Anne Steele, Broughton, to Mary Wakeford, Andover, 6 February 1760.

Dear Sister

I am glad to send you the pleasing intelligence that Mother is thro’ mercy, much better. Saturday & Sunday nights were very bad ones, great pain in her foot, ancle & knee, attended with a fever, as usual. Father absent at Downton, I weak and low, but obliged by necessity to exert the little strength and spirit I had left, and indeed to exhaust it. Mother is now with Father’s assistance got down stairs, has eat a good dinner, and continues tollerably easy. I hope I am sensible of ye mercy but how weak is it, when thankfullness only, shou’d employ the mind, to be distress’d with apprehensions? You can sympathize with me, fears are ready to intrude (tho’ without any apparent reason) of the return of Mother’s gout, my disorder, which is a painful load on the stomach, and want of breath, sinks my spirits, but I blame my self and try to be chearful. I thank you for the pleasure you have imparted to me in Mrs Lacey’s Letter; on reading the latter part of it, did you not think of the conclusion of my verses to Lysander? When Mr Wakeford writes to her, I desire him to present my thanks for her kind, good wishes. The satisfaction which he must feel in the assurance of having given pleasure to so valuable a Friend, will better dictate his answer than I can. Reverberated pleasures fire the breast N. Thoughts

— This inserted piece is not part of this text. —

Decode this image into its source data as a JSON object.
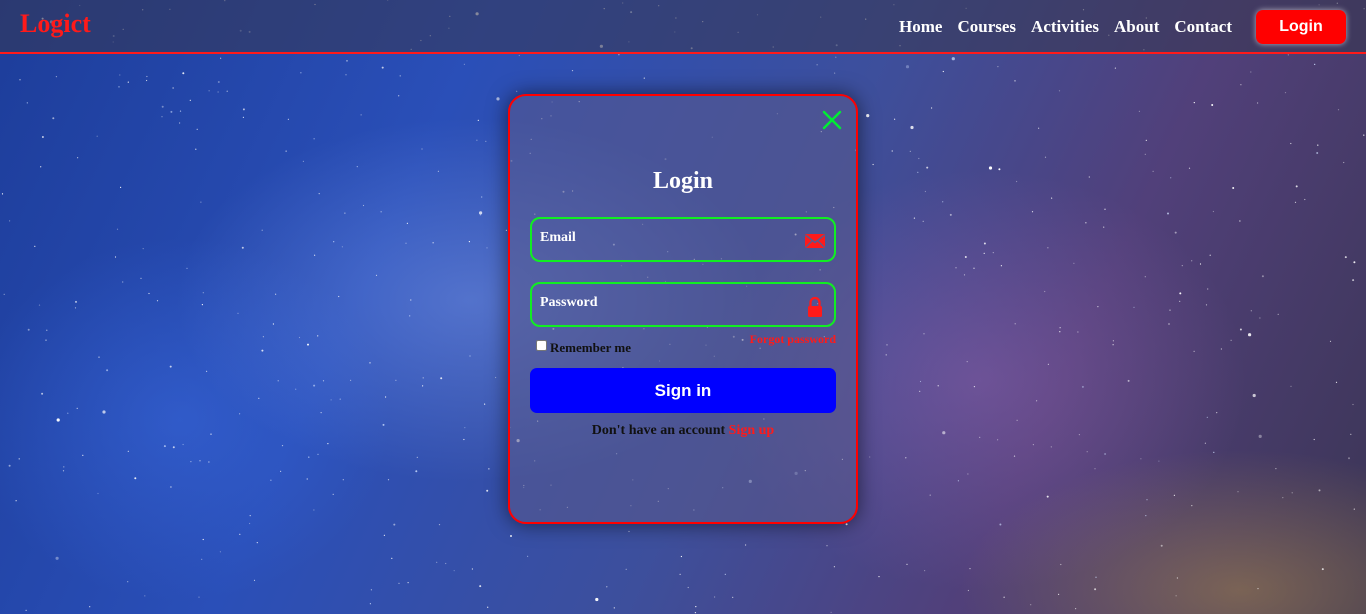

The sending for Books was occasioned by Mr Bullock’s wanting 3 setts [sic] more, which we are to send to Yeovil the first opportunity, he went away yesterday. Father talks of going to Andover Saturday, if the Books are come, then he will bring them, but if any thing shou’d prevent his being there I desire you to send 3 setts (well paper’d) by King Monday, unless you shou’d come before Wednesday. Are not you & your Portius faulty (and yet I can’t chide you for it) in your partiality for Theodosia? Why, else, must the world be blamed, and Dr Collet want taste?—I think the praise is a great deal from him. I wish you better health, and am, My dear Sister

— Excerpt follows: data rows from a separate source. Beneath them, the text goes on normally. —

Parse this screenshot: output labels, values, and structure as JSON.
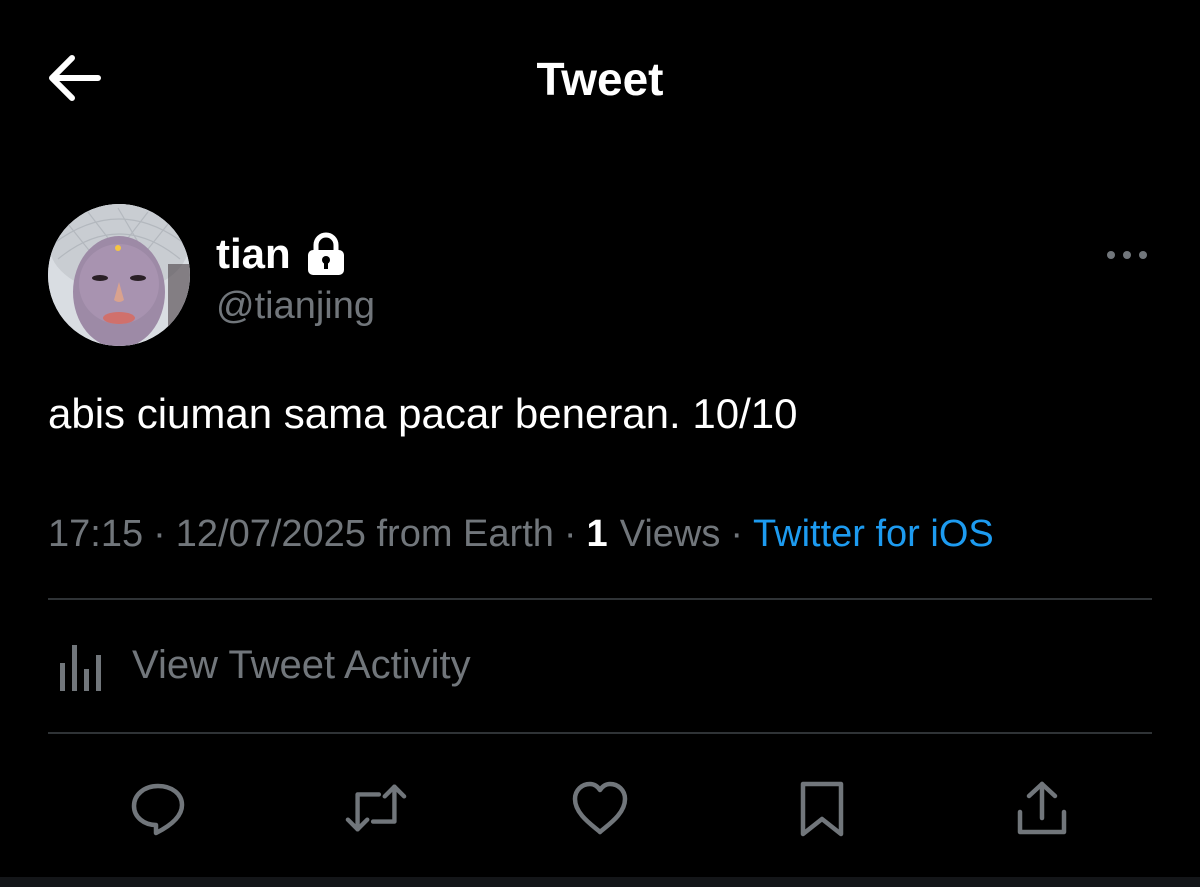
{
  "header": {
    "title": "Tweet",
    "back_icon": "arrow-left-icon"
  },
  "author": {
    "display_name": "tian",
    "handle": "@tianjing",
    "protected_icon": "lock-icon",
    "more_icon": "ellipsis-icon"
  },
  "tweet": {
    "text": "abis ciuman sama pacar beneran. 10/10"
  },
  "meta": {
    "time": "17:15",
    "separator": "·",
    "date": "12/07/2025",
    "location": "from Earth",
    "views_count": "1",
    "views_label": "Views",
    "source": "Twitter for iOS"
  },
  "activity": {
    "label": "View Tweet Activity",
    "icon": "bar-chart-icon"
  },
  "actions": [
    {
      "name": "reply",
      "icon": "speech-bubble-icon"
    },
    {
      "name": "retweet",
      "icon": "retweet-icon"
    },
    {
      "name": "like",
      "icon": "heart-icon"
    },
    {
      "name": "bookmark",
      "icon": "bookmark-icon"
    },
    {
      "name": "share",
      "icon": "share-icon"
    }
  ],
  "colors": {
    "background": "#000000",
    "primary_text": "#ffffff",
    "secondary_text": "#71767b",
    "link": "#1d9bf0",
    "divider": "#2f3336"
  }
}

your obliged affectionate Friend

A. Steele

Feb. 6. 1760

You must not be disturbed about those simple rhymes I believe the censure

was well meant, tho’ perhaps too roughly express’d. ’tis almost dark,

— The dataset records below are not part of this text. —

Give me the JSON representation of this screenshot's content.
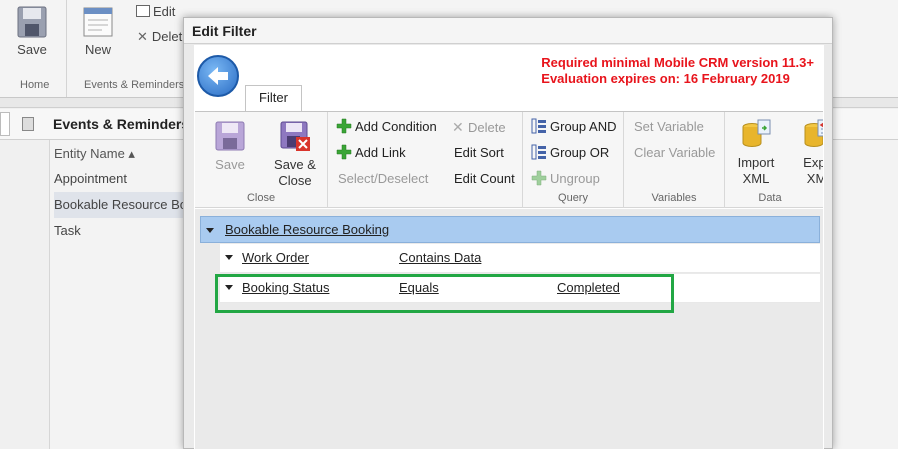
{
  "background": {
    "ribbon": {
      "save_label": "Save",
      "new_label": "New",
      "edit_label": "Edit",
      "delete_label": "Delet",
      "group_home": "Home",
      "group_events": "Events & Reminders"
    },
    "list_title": "Events & Reminders",
    "column_header": "Entity Name ▴",
    "rows": [
      "Appointment",
      "Bookable Resource Bo",
      "Task"
    ]
  },
  "dialog": {
    "title": "Edit Filter",
    "tab_label": "Filter",
    "notice_line1": "Required minimal Mobile CRM version 11.3+",
    "notice_line2": "Evaluation expires on: 16 February 2019",
    "ribbon": {
      "close_group": {
        "label": "Close",
        "save": "Save",
        "save_close_1": "Save &",
        "save_close_2": "Close"
      },
      "edit_group": {
        "add_condition": "Add Condition",
        "add_link": "Add Link",
        "select_deselect": "Select/Deselect",
        "delete": "Delete",
        "edit_sort": "Edit Sort",
        "edit_count": "Edit Count"
      },
      "query_group": {
        "label": "Query",
        "group_and": "Group AND",
        "group_or": "Group OR",
        "ungroup": "Ungroup"
      },
      "variables_group": {
        "label": "Variables",
        "set_variable": "Set Variable",
        "clear_variable": "Clear Variable"
      },
      "data_group": {
        "label": "Data",
        "import_1": "Import",
        "import_2": "XML",
        "export_1": "Expo",
        "export_2": "XMl"
      }
    },
    "tree": {
      "root": "Bookable Resource Booking",
      "rows": [
        {
          "field": "Work Order",
          "operator": "Contains Data",
          "value": ""
        },
        {
          "field": "Booking Status",
          "operator": "Equals",
          "value": "Completed"
        }
      ]
    }
  },
  "colors": {
    "notice": "#e8141c",
    "highlight": "#22a744",
    "root_row": "#a9cbf0"
  }
}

I believe I have wrote badly –

Text: Attwater Papers, acc. 76, II A.15. Steele Collection, Angus Library, Regent's Park College, Oxford. For an annotated version of this letter, see Timothy Whelan, gen. ed., Nonconformist Women Writers, 1720-1840 (London: Pickering & Chatto, 2011), vol. 2, ed. Julia B. Griffin, pp. 314-15. Ann Cator Steele died on 28 June 1760, aged 71. "Lysander" was the Presbyterian minister John Lavington (1715-64). He served as minister to the Presbyterian congregation at Ottery St Mary, Devon, from 1751 to his death in 1764. "Portius" is Joseph Wakeford.